The inscription reads:

“Theodotos, son of Vettenos, priest and head of the synagogue, son of the head of the synagogue, who was also the son of the head of the synagogue, built the synagogue for the reading of the Law and for the study of the precepts, as well as the hospice [inn or temporary residence] and the chambers and the bathing–establishment, for lodging those who need them, from abroad; it (the synagogue) was founded by his ancestors and the elders and the Simonides.” (Translation from a sign in Israel Museum where the object is on display)

Most scholars date the inscription to prior to AD 70—that is before the destruction of the Temple in Jerusalem.  If this dating is correct, then this inscription provides clear contemporary evidence of at least one synagogue building in Jerusalem even while the Temple was still standing!

The term “synagogue” is used 43 times in the Gospels in association with the ministry of Jesus.  In one instance, Luke 7:1–8, there is a clear reference to a building—not merely a “gathering.”  But archaeologically, not many first century AD synagogue buildings have been found—thus the importance of a synagogue building being mentioned in this first century inscription.

According to this inscription it is also clear that the Torah was read and the “precepts” were studied (= teaching of the commandments) in the synagogue.

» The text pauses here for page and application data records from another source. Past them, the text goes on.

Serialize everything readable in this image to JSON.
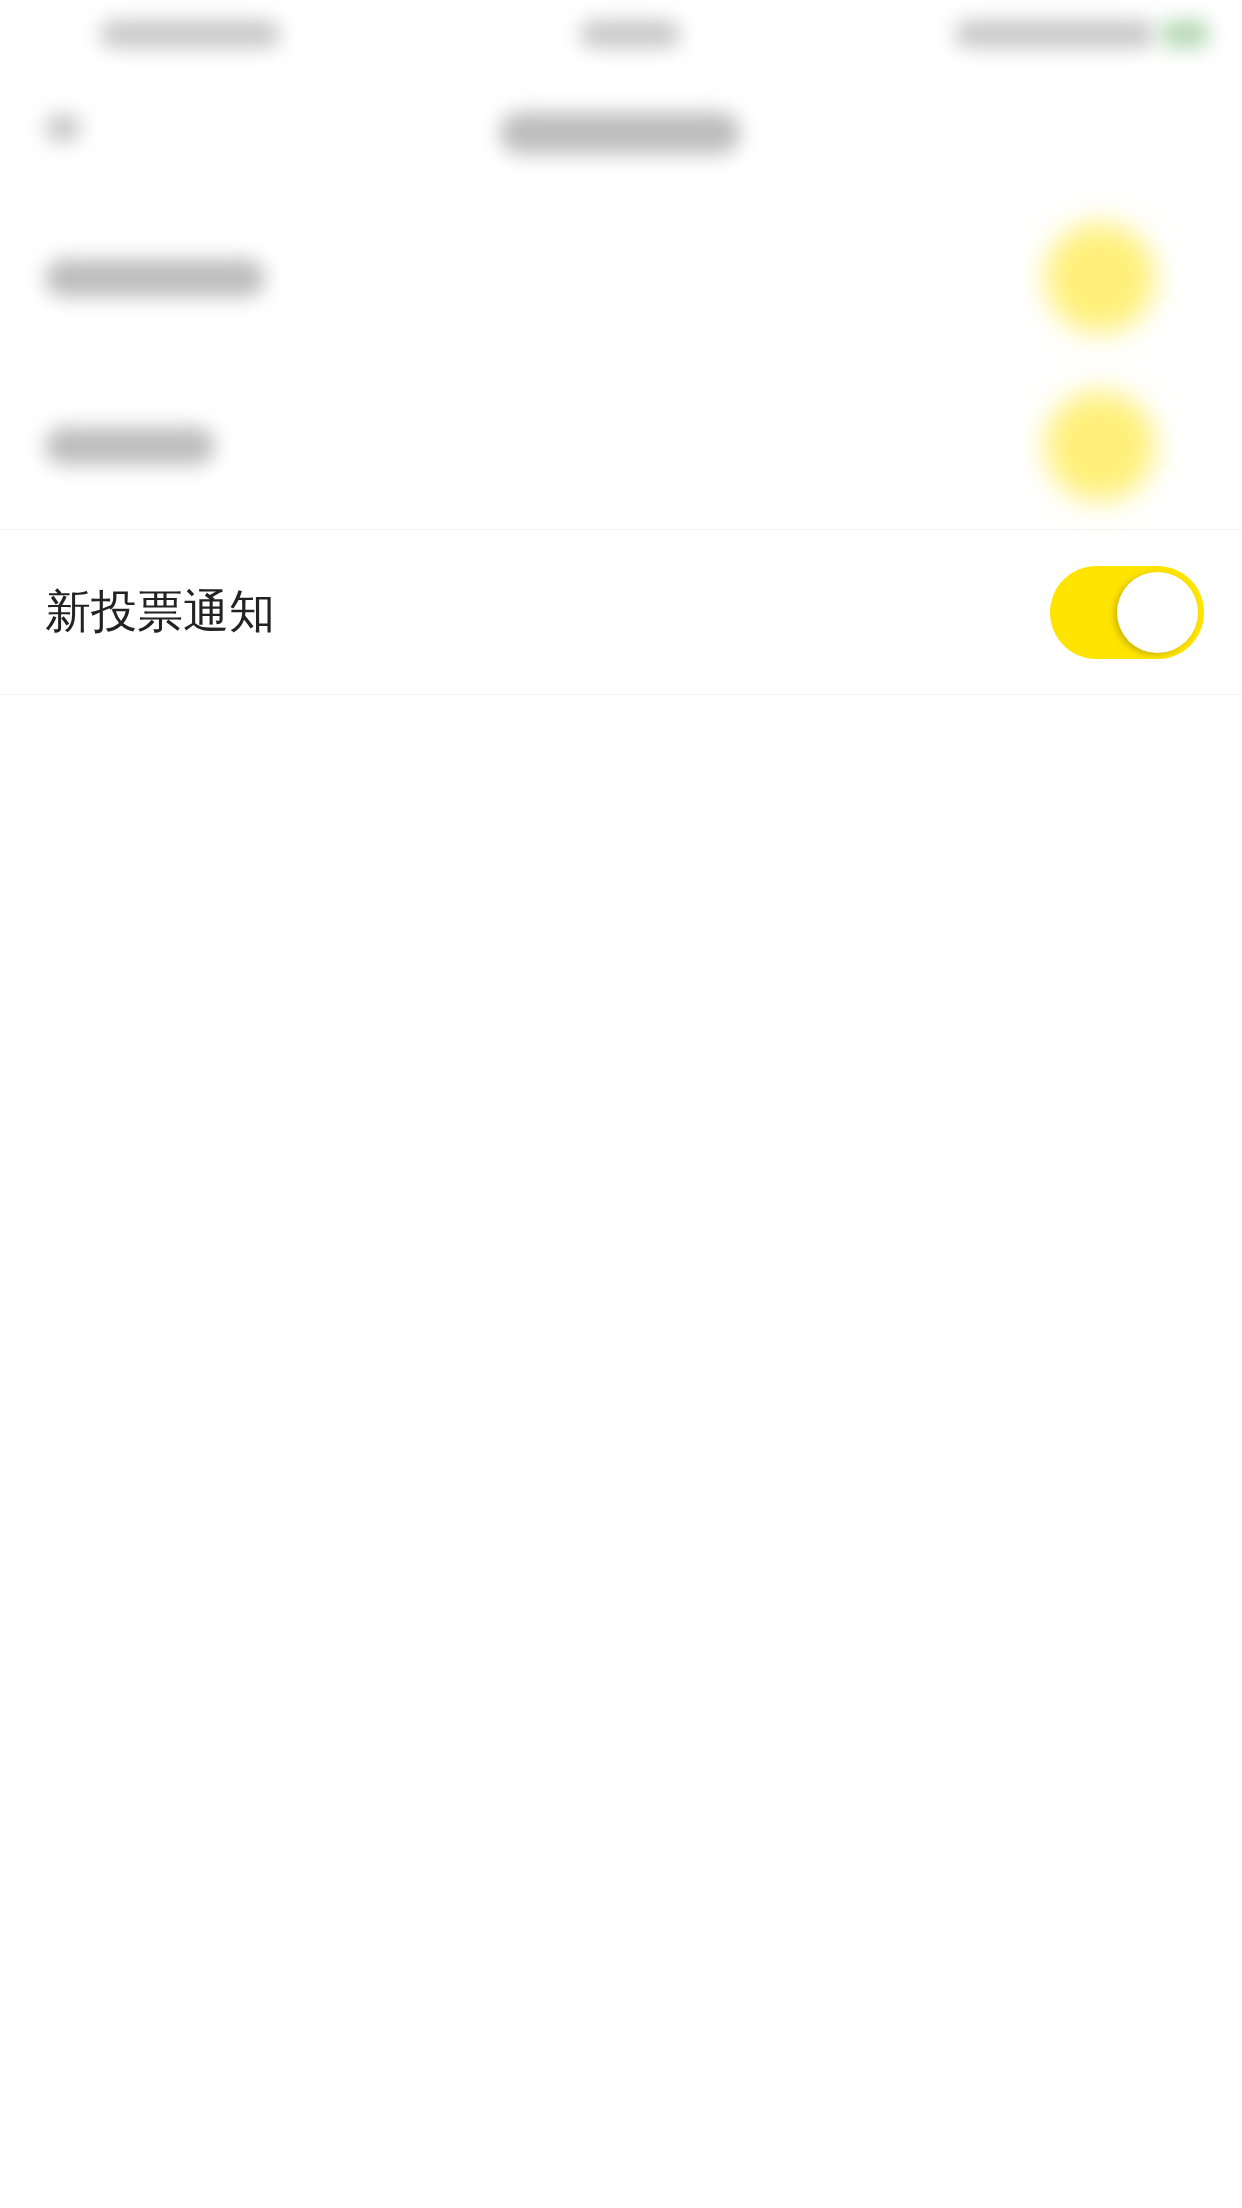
{
  "settings": [
    {
      "label": "新投票通知",
      "on": true
    }
  ]
}
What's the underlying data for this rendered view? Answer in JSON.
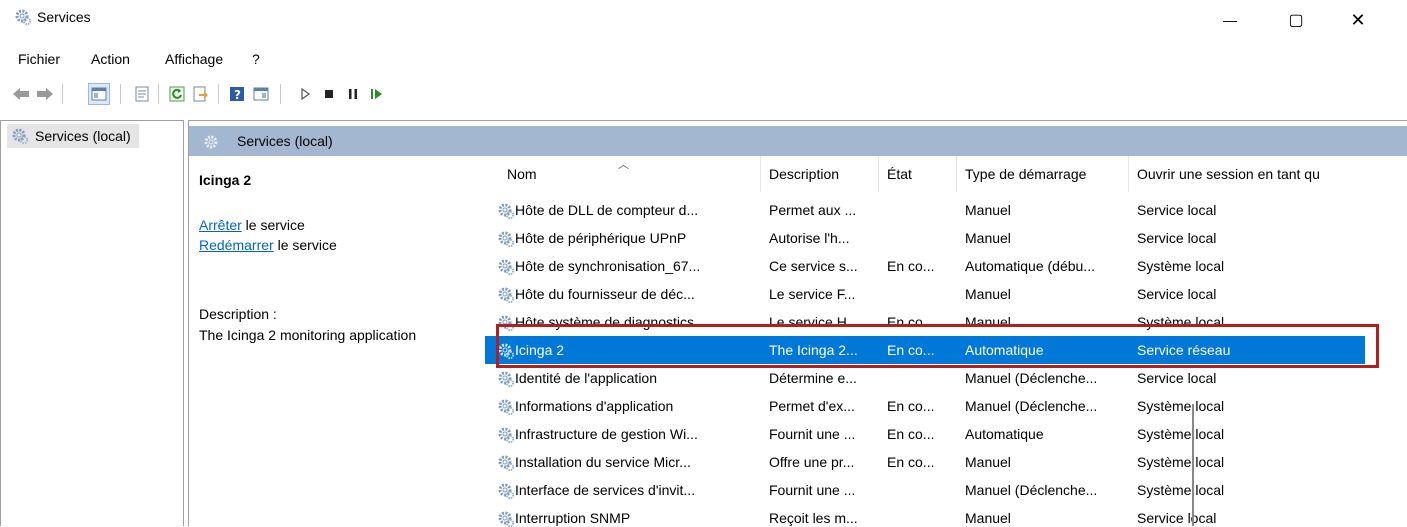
{
  "window": {
    "title": "Services",
    "minimize": "—",
    "maximize": "▢",
    "close": "✕"
  },
  "menu": [
    "Fichier",
    "Action",
    "Affichage",
    "?"
  ],
  "tree": {
    "item": "Services (local)"
  },
  "panel": {
    "header": "Services (local)",
    "service_name": "Icinga 2",
    "stop_link": "Arrêter",
    "stop_suffix": " le service",
    "restart_link": "Redémarrer",
    "restart_suffix": " le service",
    "description_label": "Description :",
    "description_text": "The Icinga 2 monitoring application"
  },
  "columns": [
    "Nom",
    "Description",
    "État",
    "Type de démarrage",
    "Ouvrir une session en tant qu"
  ],
  "rows": [
    {
      "name": "Hôte de DLL de compteur d...",
      "desc": "Permet aux ...",
      "state": "",
      "startup": "Manuel",
      "logon": "Service local"
    },
    {
      "name": "Hôte de périphérique UPnP",
      "desc": "Autorise l'h...",
      "state": "",
      "startup": "Manuel",
      "logon": "Service local"
    },
    {
      "name": "Hôte de synchronisation_67...",
      "desc": "Ce service s...",
      "state": "En co...",
      "startup": "Automatique (débu...",
      "logon": "Système local"
    },
    {
      "name": "Hôte du fournisseur de déc...",
      "desc": "Le service F...",
      "state": "",
      "startup": "Manuel",
      "logon": "Service local"
    },
    {
      "name": "Hôte système de diagnostics",
      "desc": "Le service H...",
      "state": "En co...",
      "startup": "Manuel",
      "logon": "Système local"
    },
    {
      "name": "Icinga 2",
      "desc": "The Icinga 2...",
      "state": "En co...",
      "startup": "Automatique",
      "logon": "Service réseau",
      "selected": true
    },
    {
      "name": "Identité de l'application",
      "desc": "Détermine e...",
      "state": "",
      "startup": "Manuel (Déclenche...",
      "logon": "Service local"
    },
    {
      "name": "Informations d'application",
      "desc": "Permet d'ex...",
      "state": "En co...",
      "startup": "Manuel (Déclenche...",
      "logon": "Système local"
    },
    {
      "name": "Infrastructure de gestion Wi...",
      "desc": "Fournit une ...",
      "state": "En co...",
      "startup": "Automatique",
      "logon": "Système local"
    },
    {
      "name": "Installation du service Micr...",
      "desc": "Offre une pr...",
      "state": "En co...",
      "startup": "Manuel",
      "logon": "Système local"
    },
    {
      "name": "Interface de services d'invit...",
      "desc": "Fournit une ...",
      "state": "",
      "startup": "Manuel (Déclenche...",
      "logon": "Système local"
    },
    {
      "name": "Interruption SNMP",
      "desc": "Reçoit les m...",
      "state": "",
      "startup": "Manuel",
      "logon": "Service local"
    }
  ],
  "colors": {
    "selection": "#0078d7",
    "header_band": "#a3b8d0",
    "link": "#0066cc",
    "highlight_box": "#b02020"
  }
}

Note, that there is no mention of prayers and/or singing!  Note too that neither praying nor singing are mentioned in Jesus’ experience in the synagogue in Nazareth (Luke 4:16–30), nor in Paul’s experience in the synagogue of Pisidian Antioch, ca. AD 37 (Acts 13:14ff).

In addition there was an “inn” with auxiliary rooms and installations near the Jerusalem synagogue.  This was for the use of Jewish pilgrims from “abroad”—note the 15 different people groups that were in Jerusalem on Pentecost (Acts 2:7–12).


For an accessible discussion of this inscription see:   Fant, Clyde E., and Mitchell G. Reddish, “Theodotus Synagogue Inscription,” pp. 358–60.   Lost Treasures of the Bible — Understanding the Bible Through Archaeological Artifacts in World Museums. Grand Rapids, MI: Eerdmans, 2008.  They also have provided a translation of the inscription on page 358.

For a detailed discussion of this inscription see:  Kloppenborg, John S.     “The Theodotos Synagogue Inscription and the Problem of First –Century Synagogue Buildings.” Pages 236–82 in Jesus and Archaeology. Edited by James H. Charlesworth. Grand Rapids, MI: Eerdmans, 2006.